I usually cry at weddings, overwhelmed by romance. This time I did not weep. But a sadness stuck in my chest. I worried that the two young lovers standing before God and their precious ones viewed their union less as a palette of possibility and more as a necessary alliance. Where was the physical manifestation of ecstasy? Where was the joy?
On Sunday night in the big city, Hiromi Uehara, the keyboard virtuoso, gave a workshop and performed a concert. She was dazzling, as she always is, the demonic lovechild of Art Tatum and Vladimir Horowitz. Hiromi’s technique and harmonic fluency is marvelous and rare, and the music she makes tends to leave listeners awestruck, me included. But what was most magnificent about Hiromi, was the obvious, uncontainable joy flowing through her body. The smile on her face was in her elbows and her hips; the smile was in her molecular structure, and it radiated to the back of the concert hall and beyond, blessing all who listened with a kind of musical holy water. This was a 90-minute orgasm. This was nirvana. And she was happy — she was overjoyed — to share it with all of us, her friends.

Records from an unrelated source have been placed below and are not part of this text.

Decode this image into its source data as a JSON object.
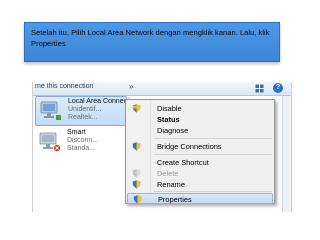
{
  "banner": {
    "text": "Setelah itu, Pilih Local Area Network dengan mengklik kanan. Lalu, klik Properties"
  },
  "toolbar": {
    "label": "me this connection",
    "more": "»"
  },
  "adapters": [
    {
      "name": "Local Area Connection",
      "line1": "Unidentif...",
      "line2": "Realtek..."
    },
    {
      "name": "Smart",
      "line1": "Disconn...",
      "line2": "Standa..."
    }
  ],
  "menu": {
    "items": [
      {
        "label": "Disable"
      },
      {
        "label": "Status"
      },
      {
        "label": "Diagnose"
      },
      {
        "label": "Bridge Connections"
      },
      {
        "label": "Create Shortcut"
      },
      {
        "label": "Delete"
      },
      {
        "label": "Rename"
      },
      {
        "label": "Properties"
      }
    ]
  },
  "colors": {
    "banner": "#4a92e2",
    "selection": "#c8ddf6",
    "shield_blue": "#2f6fd6",
    "shield_yellow": "#f5c21a"
  }
}
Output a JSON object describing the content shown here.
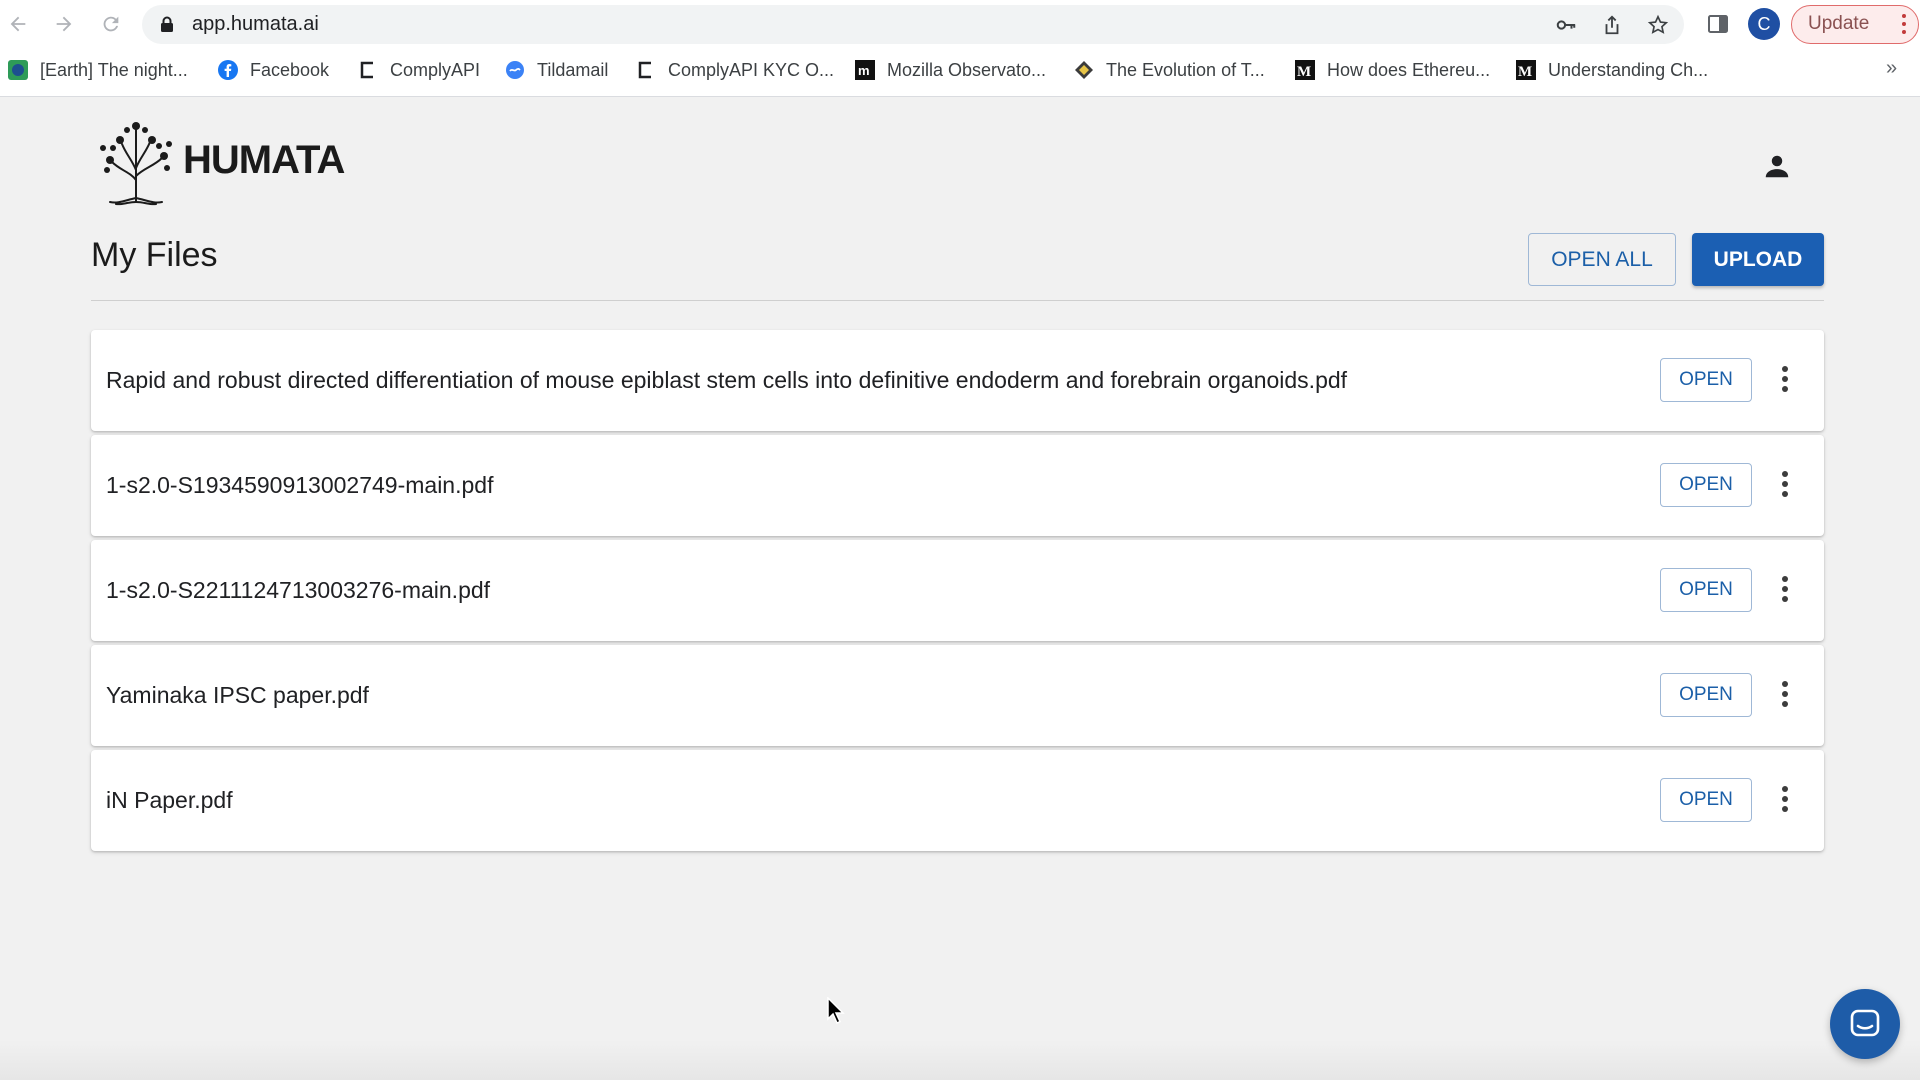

Earlier, Hiromi had told an interlocutor that she doesn’t consider the four or five or more hours-a-day she practices at the piano to be work. For her it is play. She said she found it curious that anyone would complement her for being dedicated to her art. When a child spends five hours at his Playstation, no one celebrates. “For me, the piano is my video game,” Hiromi explained. “Making music is what I do.”
“I want to make people happy.”
Is there a better reason to do anything? Is there a better reason to be married, to toil, to dream, to fail, to try again? If not for the omnipresent opportunity to create and experience joy, the joy of being human and being alive, the heartache and disappointment of living seems not worth the trouble, especially when the afterlife promises to be so much better.
God was in the house Sunday night. We all felt her spirit.